Mr Galloway said that decommissioning in the city could last up to 30 years and in that time thousands of jobs could be created.
He said: “We’re looking at 5,500 to 7,500 jobs in the early days but that could rise.
“We’re already talking to the city’s colleges and universities with a view to very many apprenticeships also being created.”
He added: “Not only will it be busy at the Port of Dundee but we are envisaging new businesses forming and former factories which are currently closed reopening due to more investment and business start-ups all on the back of decommissioning.”
Mr Galloway said that not only would the breaking up of rigs take place in Dundee but also the recycling of the parts.
He said: “The bidding process has already begun. We are attracting oil companies who previously didn’t know what we could offer.”
Members of the council’s city development committee were told at a meeting last night about the new public-private partnership called Dundeecom, set up to create a major centre in Scotland for oil and gas decommissioning at the Port of Dundee.

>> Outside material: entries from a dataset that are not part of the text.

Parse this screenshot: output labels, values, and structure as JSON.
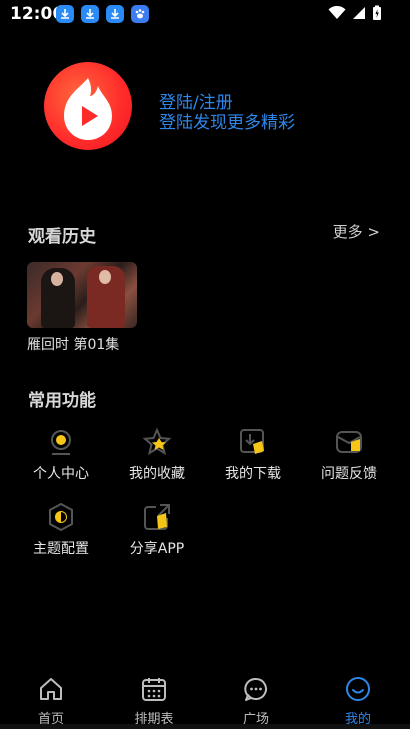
{
  "status_bar": {
    "time": "12:06"
  },
  "profile": {
    "login_title": "登陆/注册",
    "login_subtitle": "登陆发现更多精彩"
  },
  "history": {
    "title": "观看历史",
    "more_label": "更多 >",
    "items": [
      {
        "caption": "雁回时 第01集"
      }
    ]
  },
  "functions": {
    "title": "常用功能",
    "items": [
      {
        "label": "个人中心",
        "icon": "person-center-icon"
      },
      {
        "label": "我的收藏",
        "icon": "star-icon"
      },
      {
        "label": "我的下载",
        "icon": "download-icon"
      },
      {
        "label": "问题反馈",
        "icon": "feedback-icon"
      },
      {
        "label": "主题配置",
        "icon": "theme-icon"
      },
      {
        "label": "分享APP",
        "icon": "share-icon"
      }
    ]
  },
  "bottom_nav": {
    "items": [
      {
        "label": "首页",
        "icon": "home-icon"
      },
      {
        "label": "排期表",
        "icon": "calendar-icon"
      },
      {
        "label": "广场",
        "icon": "chat-icon"
      },
      {
        "label": "我的",
        "icon": "profile-icon",
        "active": true
      }
    ]
  },
  "colors": {
    "accent": "#2f86e8",
    "icon_highlight": "#f5c518",
    "background": "#000000"
  }
}
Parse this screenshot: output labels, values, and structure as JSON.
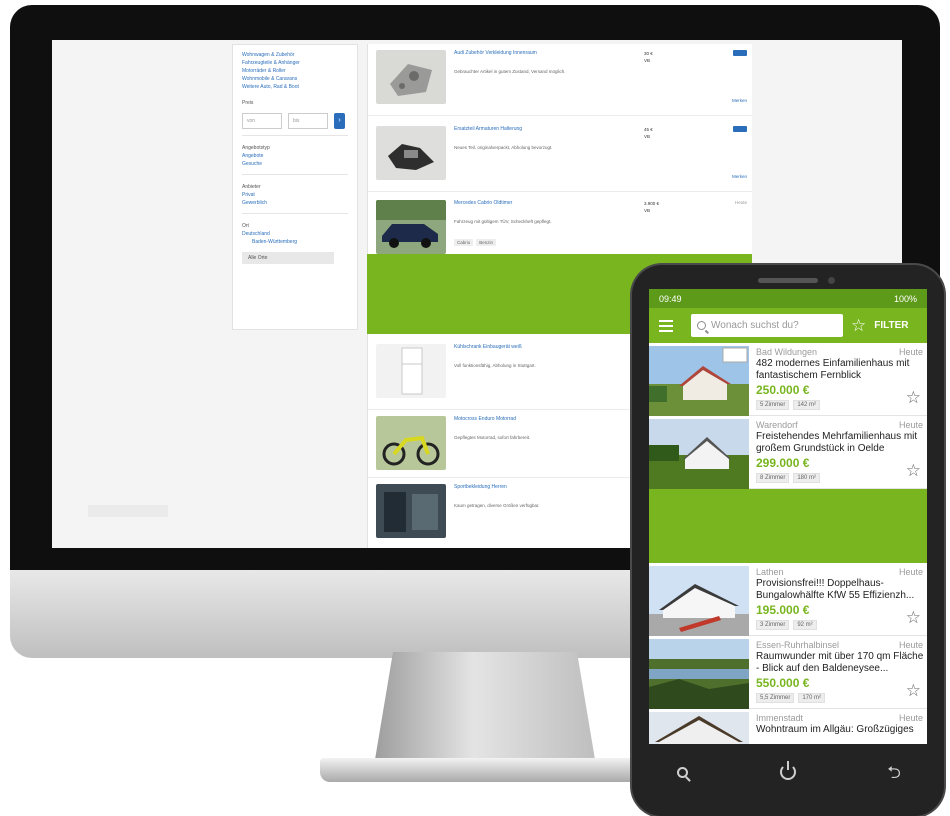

The report also stated that decommissioning work is often carried out abroad at great cost to the taxpayer. As much as 70% of the cost of decommissioning can be clawed back through tax relief.
The report states: “The Port of Dundee, supported by the Ports of Montrose and Methil, can collectively provide all of the required infrastructure, land and skills to perform that role at a location which is the closest to the bulk of the North Sea with a ready supply chain and workforce to service the industry’s needs. Dundeecom offers the opportunity of a ‘blank page’ to completely revolutionise the decommissioning sector, by adopting a ‘circular economy’ approach rather than mere recycling and by creating a bespoke supply chain which adopts new streamlined processes with resultant savings to the UK taxpayer and efficiencies to North Sea oil operators.”
Dundee City Council is providing £100,000 in funding for the Dundeecom project and will work in partnership with Forth Ports, which owns Dundee Port.
City development convener councillor Will Dawson said: “Dundee is ideally placed to become a major hub for this sort of industry.
“This would be a major industry coming back into the port and the supply chain that goes with it would bring much-needed jobs.”
Stuart Wallace, chief operating officer for Forth Ports, said: “Forth Ports is fully committed to investing in the Port of Dundee to ensure that the infrastructure is in place to capitalise on the significant opportunities presented by the North Sea Oil & Gas and Decommissioning sectors over the coming years.
“Work is well underway with our new £10 million quayside which will become the strongest quayside in the country when it is completed at the end of the year.
“We also have developed strong partnerships with specialist Decom companies including Augean who are now based at the port.”